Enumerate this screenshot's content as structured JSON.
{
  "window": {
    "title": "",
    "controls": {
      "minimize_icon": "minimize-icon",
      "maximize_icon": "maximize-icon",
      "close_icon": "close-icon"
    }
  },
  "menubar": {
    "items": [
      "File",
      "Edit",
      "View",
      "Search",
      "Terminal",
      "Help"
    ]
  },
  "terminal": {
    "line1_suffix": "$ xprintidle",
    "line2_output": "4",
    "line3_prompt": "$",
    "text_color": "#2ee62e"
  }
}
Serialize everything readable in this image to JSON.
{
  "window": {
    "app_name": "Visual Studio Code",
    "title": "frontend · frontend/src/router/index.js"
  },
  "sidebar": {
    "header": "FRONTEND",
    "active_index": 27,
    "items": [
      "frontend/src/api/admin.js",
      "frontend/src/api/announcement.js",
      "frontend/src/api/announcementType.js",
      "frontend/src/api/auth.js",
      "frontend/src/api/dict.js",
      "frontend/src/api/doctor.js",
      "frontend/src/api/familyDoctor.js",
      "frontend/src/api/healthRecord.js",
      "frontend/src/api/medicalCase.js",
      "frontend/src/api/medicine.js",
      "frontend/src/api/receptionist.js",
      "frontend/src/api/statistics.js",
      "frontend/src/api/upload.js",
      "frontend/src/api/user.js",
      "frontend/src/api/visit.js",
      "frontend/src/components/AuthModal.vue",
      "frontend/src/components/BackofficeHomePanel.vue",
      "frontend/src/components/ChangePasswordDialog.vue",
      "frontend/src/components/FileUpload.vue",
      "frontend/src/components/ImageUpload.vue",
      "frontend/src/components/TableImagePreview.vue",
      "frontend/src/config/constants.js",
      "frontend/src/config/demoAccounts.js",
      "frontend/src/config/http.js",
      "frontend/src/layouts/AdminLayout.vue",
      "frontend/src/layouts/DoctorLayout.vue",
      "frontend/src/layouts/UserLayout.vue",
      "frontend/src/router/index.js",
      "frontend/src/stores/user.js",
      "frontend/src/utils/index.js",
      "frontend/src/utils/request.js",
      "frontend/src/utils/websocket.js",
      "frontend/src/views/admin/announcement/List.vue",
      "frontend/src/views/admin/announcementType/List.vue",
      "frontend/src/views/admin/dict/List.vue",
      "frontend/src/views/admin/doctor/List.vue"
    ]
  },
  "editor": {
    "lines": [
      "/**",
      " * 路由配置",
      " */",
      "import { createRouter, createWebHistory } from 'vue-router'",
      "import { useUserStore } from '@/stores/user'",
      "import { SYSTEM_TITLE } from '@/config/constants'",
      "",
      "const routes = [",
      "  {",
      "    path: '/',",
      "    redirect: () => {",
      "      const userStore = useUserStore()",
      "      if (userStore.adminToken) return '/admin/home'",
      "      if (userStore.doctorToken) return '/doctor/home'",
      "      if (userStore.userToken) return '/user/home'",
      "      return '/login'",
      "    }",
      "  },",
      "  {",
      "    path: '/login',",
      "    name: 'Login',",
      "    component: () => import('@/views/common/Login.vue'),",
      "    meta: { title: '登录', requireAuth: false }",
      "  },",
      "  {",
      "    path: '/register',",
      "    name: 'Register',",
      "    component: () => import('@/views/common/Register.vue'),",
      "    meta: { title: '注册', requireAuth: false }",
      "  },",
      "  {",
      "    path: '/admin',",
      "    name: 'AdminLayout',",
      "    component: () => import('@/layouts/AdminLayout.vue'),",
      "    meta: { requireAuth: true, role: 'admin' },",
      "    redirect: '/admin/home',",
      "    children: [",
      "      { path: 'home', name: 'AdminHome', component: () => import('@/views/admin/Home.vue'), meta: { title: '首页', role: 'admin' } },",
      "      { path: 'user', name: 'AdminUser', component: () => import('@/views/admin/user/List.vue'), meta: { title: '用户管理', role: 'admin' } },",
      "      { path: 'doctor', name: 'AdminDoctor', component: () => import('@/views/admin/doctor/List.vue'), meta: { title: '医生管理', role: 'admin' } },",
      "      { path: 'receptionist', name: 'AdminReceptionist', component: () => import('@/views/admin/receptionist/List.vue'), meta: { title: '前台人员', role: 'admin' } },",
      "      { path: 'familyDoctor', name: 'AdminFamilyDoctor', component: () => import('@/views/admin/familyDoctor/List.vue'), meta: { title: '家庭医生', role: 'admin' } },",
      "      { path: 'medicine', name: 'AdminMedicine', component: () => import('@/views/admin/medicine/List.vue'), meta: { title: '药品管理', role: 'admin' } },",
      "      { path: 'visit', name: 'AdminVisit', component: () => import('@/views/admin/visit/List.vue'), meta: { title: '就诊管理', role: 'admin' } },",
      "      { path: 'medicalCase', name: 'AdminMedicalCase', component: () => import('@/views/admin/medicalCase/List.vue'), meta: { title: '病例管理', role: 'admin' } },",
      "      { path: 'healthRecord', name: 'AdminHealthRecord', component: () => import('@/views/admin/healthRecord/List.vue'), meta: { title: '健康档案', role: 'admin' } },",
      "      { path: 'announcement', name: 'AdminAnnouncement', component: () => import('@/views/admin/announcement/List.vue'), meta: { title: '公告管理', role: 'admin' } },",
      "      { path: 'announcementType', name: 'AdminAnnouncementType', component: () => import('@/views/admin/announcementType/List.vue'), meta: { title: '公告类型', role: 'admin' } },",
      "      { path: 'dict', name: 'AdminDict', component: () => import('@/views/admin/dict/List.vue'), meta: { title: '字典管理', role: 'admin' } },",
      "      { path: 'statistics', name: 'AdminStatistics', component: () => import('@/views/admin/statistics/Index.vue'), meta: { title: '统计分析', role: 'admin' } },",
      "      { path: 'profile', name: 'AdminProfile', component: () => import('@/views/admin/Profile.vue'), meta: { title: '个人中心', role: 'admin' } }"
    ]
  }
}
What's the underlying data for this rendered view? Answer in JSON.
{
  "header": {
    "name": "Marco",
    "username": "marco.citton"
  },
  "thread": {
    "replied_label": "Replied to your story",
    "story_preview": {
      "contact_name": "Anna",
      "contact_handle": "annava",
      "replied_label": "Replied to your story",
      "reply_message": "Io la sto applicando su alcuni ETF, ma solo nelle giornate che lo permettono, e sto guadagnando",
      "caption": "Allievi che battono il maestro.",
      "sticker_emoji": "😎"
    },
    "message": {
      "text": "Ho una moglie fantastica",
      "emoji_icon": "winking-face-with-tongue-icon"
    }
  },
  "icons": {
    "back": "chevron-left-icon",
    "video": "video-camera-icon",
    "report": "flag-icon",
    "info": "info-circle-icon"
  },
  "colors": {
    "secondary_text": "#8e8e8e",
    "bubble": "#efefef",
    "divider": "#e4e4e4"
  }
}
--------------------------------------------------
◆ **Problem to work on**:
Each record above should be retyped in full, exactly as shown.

◆ **Result of the exercise**:
Enumerate this screenshot's content as structured JSON.
{
  "window": {
    "title": "",
    "controls": {
      "minimize_icon": "minimize-icon",
      "maximize_icon": "maximize-icon",
      "close_icon": "close-icon"
    }
  },
  "menubar": {
    "items": [
      "File",
      "Edit",
      "View",
      "Search",
      "Terminal",
      "Help"
    ]
  },
  "terminal": {
    "line1_suffix": "$ xprintidle",
    "line2_output": "4",
    "line3_prompt": "$",
    "text_color": "#2ee62e"
  }
}
Serialize everything readable in this image to JSON.
{
  "window": {
    "app_name": "Visual Studio Code",
    "title": "frontend · frontend/src/router/index.js"
  },
  "sidebar": {
    "header": "FRONTEND",
    "active_index": 27,
    "items": [
      "frontend/src/api/admin.js",
      "frontend/src/api/announcement.js",
      "frontend/src/api/announcementType.js",
      "frontend/src/api/auth.js",
      "frontend/src/api/dict.js",
      "frontend/src/api/doctor.js",
      "frontend/src/api/familyDoctor.js",
      "frontend/src/api/healthRecord.js",
      "frontend/src/api/medicalCase.js",
      "frontend/src/api/medicine.js",
      "frontend/src/api/receptionist.js",
      "frontend/src/api/statistics.js",
      "frontend/src/api/upload.js",
      "frontend/src/api/user.js",
      "frontend/src/api/visit.js",
      "frontend/src/components/AuthModal.vue",
      "frontend/src/components/BackofficeHomePanel.vue",
      "frontend/src/components/ChangePasswordDialog.vue",
      "frontend/src/components/FileUpload.vue",
      "frontend/src/components/ImageUpload.vue",
      "frontend/src/components/TableImagePreview.vue",
      "frontend/src/config/constants.js",
      "frontend/src/config/demoAccounts.js",
      "frontend/src/config/http.js",
      "frontend/src/layouts/AdminLayout.vue",
      "frontend/src/layouts/DoctorLayout.vue",
      "frontend/src/layouts/UserLayout.vue",
      "frontend/src/router/index.js",
      "frontend/src/stores/user.js",
      "frontend/src/utils/index.js",
      "frontend/src/utils/request.js",
      "frontend/src/utils/websocket.js",
      "frontend/src/views/admin/announcement/List.vue",
      "frontend/src/views/admin/announcementType/List.vue",
      "frontend/src/views/admin/dict/List.vue",
      "frontend/src/views/admin/doctor/List.vue"
    ]
  },
  "editor": {
    "lines": [
      "/**",
      " * 路由配置",
      " */",
      "import { createRouter, createWebHistory } from 'vue-router'",
      "import { useUserStore } from '@/stores/user'",
      "import { SYSTEM_TITLE } from '@/config/constants'",
      "",
      "const routes = [",
      "  {",
      "    path: '/',",
      "    redirect: () => {",
      "      const userStore = useUserStore()",
      "      if (userStore.adminToken) return '/admin/home'",
      "      if (userStore.doctorToken) return '/doctor/home'",
      "      if (userStore.userToken) return '/user/home'",
      "      return '/login'",
      "    }",
      "  },",
      "  {",
      "    path: '/login',",
      "    name: 'Login',",
      "    component: () => import('@/views/common/Login.vue'),",
      "    meta: { title: '登录', requireAuth: false }",
      "  },",
      "  {",
      "    path: '/register',",
      "    name: 'Register',",
      "    component: () => import('@/views/common/Register.vue'),",
      "    meta: { title: '注册', requireAuth: false }",
      "  },",
      "  {",
      "    path: '/admin',",
      "    name: 'AdminLayout',",
      "    component: () => import('@/layouts/AdminLayout.vue'),",
      "    meta: { requireAuth: true, role: 'admin' },",
      "    redirect: '/admin/home',",
      "    children: [",
      "      { path: 'home', name: 'AdminHome', component: () => import('@/views/admin/Home.vue'), meta: { title: '首页', role: 'admin' } },",
      "      { path: 'user', name: 'AdminUser', component: () => import('@/views/admin/user/List.vue'), meta: { title: '用户管理', role: 'admin' } },",
      "      { path: 'doctor', name: 'AdminDoctor', component: () => import('@/views/admin/doctor/List.vue'), meta: { title: '医生管理', role: 'admin' } },",
      "      { path: 'receptionist', name: 'AdminReceptionist', component: () => import('@/views/admin/receptionist/List.vue'), meta: { title: '前台人员', role: 'admin' } },",
      "      { path: 'familyDoctor', name: 'AdminFamilyDoctor', component: () => import('@/views/admin/familyDoctor/List.vue'), meta: { title: '家庭医生', role: 'admin' } },",
      "      { path: 'medicine', name: 'AdminMedicine', component: () => import('@/views/admin/medicine/List.vue'), meta: { title: '药品管理', role: 'admin' } },",
      "      { path: 'visit', name: 'AdminVisit', component: () => import('@/views/admin/visit/List.vue'), meta: { title: '就诊管理', role: 'admin' } },",
      "      { path: 'medicalCase', name: 'AdminMedicalCase', component: () => import('@/views/admin/medicalCase/List.vue'), meta: { title: '病例管理', role: 'admin' } },",
      "      { path: 'healthRecord', name: 'AdminHealthRecord', component: () => import('@/views/admin/healthRecord/List.vue'), meta: { title: '健康档案', role: 'admin' } },",
      "      { path: 'announcement', name: 'AdminAnnouncement', component: () => import('@/views/admin/announcement/List.vue'), meta: { title: '公告管理', role: 'admin' } },",
      "      { path: 'announcementType', name: 'AdminAnnouncementType', component: () => import('@/views/admin/announcementType/List.vue'), meta: { title: '公告类型', role: 'admin' } },",
      "      { path: 'dict', name: 'AdminDict', component: () => import('@/views/admin/dict/List.vue'), meta: { title: '字典管理', role: 'admin' } },",
      "      { path: 'statistics', name: 'AdminStatistics', component: () => import('@/views/admin/statistics/Index.vue'), meta: { title: '统计分析', role: 'admin' } },",
      "      { path: 'profile', name: 'AdminProfile', component: () => import('@/views/admin/Profile.vue'), meta: { title: '个人中心', role: 'admin' } }"
    ]
  }
}
What's the underlying data for this rendered view? Answer in JSON.
{
  "header": {
    "name": "Marco",
    "username": "marco.citton"
  },
  "thread": {
    "replied_label": "Replied to your story",
    "story_preview": {
      "contact_name": "Anna",
      "contact_handle": "annava",
      "replied_label": "Replied to your story",
      "reply_message": "Io la sto applicando su alcuni ETF, ma solo nelle giornate che lo permettono, e sto guadagnando",
      "caption": "Allievi che battono il maestro.",
      "sticker_emoji": "😎"
    },
    "message": {
      "text": "Ho una moglie fantastica",
      "emoji_icon": "winking-face-with-tongue-icon"
    }
  },
  "icons": {
    "back": "chevron-left-icon",
    "video": "video-camera-icon",
    "report": "flag-icon",
    "info": "info-circle-icon"
  },
  "colors": {
    "secondary_text": "#8e8e8e",
    "bubble": "#efefef",
    "divider": "#e4e4e4"
  }
}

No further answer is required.